January 27 2014. Having a higher serum 25-hydroxyvitamin D level upon an initial episode suggestive of multiple sclerosis (MS) could reduce the chance of a second episode or other signs of disease progression according to an article published online on January 20 in the American Medical Association journal JAMA Neurology.
The study evaluated data from 465 participants in the Betaferon/Betaseron in Newly Emerging multiple sclerosis for Initial Treatment (BENEFIT) trial, which evaluated early versus delayed interferon beta-1b treatment in patients with an initial episode of neurological dysfunction suggestive of MS. (Definitive diagnosis of MS requires the occurrence of a second clinical event.) The subjects were followed for up to five years, during which magnetic resonance imaging (MRI) was conducted quarterly for 12 months, and at 18, 24, 36, 48 and 60 months. For the current study, Alberto Ascherio, MD, DrPH, and his associates examined the association between the risk of disease progression and serum 25-hydroxyvitamin D levels measured at least once among four time points over the two years following enrollment in the BENEFIT trial.
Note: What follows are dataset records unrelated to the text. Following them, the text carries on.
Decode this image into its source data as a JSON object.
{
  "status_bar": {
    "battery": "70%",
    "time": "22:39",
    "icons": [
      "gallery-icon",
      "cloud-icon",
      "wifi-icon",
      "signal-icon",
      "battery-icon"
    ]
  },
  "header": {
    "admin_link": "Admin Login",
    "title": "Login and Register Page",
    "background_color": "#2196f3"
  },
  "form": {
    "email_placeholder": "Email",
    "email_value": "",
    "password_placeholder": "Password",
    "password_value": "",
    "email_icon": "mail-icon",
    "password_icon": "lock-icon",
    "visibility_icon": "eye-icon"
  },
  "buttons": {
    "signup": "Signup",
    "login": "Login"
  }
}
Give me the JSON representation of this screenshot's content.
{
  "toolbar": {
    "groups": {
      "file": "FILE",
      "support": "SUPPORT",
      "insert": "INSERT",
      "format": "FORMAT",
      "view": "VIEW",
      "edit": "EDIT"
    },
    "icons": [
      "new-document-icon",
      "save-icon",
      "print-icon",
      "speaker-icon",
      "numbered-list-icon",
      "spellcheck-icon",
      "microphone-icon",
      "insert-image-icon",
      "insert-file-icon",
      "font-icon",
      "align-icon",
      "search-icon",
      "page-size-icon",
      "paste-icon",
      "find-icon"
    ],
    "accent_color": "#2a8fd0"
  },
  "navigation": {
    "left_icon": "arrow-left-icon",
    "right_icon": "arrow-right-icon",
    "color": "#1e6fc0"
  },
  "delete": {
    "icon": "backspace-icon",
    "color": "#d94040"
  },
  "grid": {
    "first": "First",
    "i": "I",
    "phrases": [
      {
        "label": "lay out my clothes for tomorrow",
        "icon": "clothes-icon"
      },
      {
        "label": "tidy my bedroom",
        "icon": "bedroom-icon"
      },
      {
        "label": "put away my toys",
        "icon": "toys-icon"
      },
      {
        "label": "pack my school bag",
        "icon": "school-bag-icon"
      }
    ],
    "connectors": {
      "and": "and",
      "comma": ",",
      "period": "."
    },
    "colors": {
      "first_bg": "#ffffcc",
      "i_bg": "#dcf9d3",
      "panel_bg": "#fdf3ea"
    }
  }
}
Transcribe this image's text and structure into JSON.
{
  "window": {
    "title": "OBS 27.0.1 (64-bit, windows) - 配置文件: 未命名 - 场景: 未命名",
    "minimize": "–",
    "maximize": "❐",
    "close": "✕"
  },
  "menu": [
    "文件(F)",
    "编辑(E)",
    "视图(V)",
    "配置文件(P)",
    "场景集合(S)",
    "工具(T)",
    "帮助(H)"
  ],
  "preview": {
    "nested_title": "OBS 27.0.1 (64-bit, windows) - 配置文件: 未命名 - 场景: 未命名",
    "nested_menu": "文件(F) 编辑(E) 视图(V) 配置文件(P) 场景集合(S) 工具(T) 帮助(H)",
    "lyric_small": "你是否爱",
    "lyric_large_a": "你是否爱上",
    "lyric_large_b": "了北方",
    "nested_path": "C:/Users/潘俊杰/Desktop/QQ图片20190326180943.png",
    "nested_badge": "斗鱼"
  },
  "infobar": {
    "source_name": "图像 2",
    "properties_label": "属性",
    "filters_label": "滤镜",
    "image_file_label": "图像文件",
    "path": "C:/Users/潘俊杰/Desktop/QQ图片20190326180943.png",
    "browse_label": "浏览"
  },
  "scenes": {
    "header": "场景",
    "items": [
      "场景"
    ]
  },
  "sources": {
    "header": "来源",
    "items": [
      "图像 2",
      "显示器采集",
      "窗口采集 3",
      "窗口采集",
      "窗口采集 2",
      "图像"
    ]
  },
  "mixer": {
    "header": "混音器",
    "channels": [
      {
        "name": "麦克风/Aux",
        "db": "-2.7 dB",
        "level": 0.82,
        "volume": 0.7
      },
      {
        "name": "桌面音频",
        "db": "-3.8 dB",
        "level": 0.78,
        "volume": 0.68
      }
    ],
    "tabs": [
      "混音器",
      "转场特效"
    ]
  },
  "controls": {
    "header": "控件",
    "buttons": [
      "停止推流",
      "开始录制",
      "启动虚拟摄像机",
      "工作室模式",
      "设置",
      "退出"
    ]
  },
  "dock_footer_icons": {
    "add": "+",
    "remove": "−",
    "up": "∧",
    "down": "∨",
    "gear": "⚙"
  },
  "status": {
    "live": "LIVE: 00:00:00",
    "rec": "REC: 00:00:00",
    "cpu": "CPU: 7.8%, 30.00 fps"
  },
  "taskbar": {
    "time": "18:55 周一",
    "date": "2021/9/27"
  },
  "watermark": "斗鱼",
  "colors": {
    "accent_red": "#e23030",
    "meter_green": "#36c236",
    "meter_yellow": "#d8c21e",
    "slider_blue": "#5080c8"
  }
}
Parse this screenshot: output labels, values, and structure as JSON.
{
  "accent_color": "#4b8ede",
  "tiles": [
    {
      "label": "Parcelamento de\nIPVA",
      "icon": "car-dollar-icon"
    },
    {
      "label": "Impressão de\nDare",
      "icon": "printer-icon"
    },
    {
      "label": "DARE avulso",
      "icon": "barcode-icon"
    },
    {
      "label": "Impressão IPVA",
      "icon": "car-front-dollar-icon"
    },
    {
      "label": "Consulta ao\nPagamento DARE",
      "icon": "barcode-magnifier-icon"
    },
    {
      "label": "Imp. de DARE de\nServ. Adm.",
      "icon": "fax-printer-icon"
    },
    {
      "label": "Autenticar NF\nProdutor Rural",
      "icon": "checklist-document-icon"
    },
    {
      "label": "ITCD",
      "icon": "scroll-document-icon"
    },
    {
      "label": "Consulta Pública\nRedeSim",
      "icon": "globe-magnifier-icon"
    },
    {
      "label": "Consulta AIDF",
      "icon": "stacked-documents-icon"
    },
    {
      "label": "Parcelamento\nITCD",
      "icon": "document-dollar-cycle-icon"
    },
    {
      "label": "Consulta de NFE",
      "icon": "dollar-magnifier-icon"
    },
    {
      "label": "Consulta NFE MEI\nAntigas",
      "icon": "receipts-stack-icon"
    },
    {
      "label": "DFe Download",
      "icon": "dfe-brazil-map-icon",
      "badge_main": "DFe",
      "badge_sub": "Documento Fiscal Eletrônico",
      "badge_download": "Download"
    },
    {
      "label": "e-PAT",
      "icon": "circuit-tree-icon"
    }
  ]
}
Having a higher serum level of vitamin D was associated with a reduced rate of conversion to MS over the follow-up period. “By the end of the follow-up at 60 months, those patients with serum 25(OH)D concentrations greater than or equal to 50 nmol/L [20 ng/mL] had a 4-times lower change in T2 lesion volume, a 2-fold lower rate of brain atrophy, and lower disability than those below50 nmol/ [20 ng/mL],” the authors report.
“Our results suggest that identification and correction of vitamin D insufficiency has an important role in the early treatment of MS,” they conclude.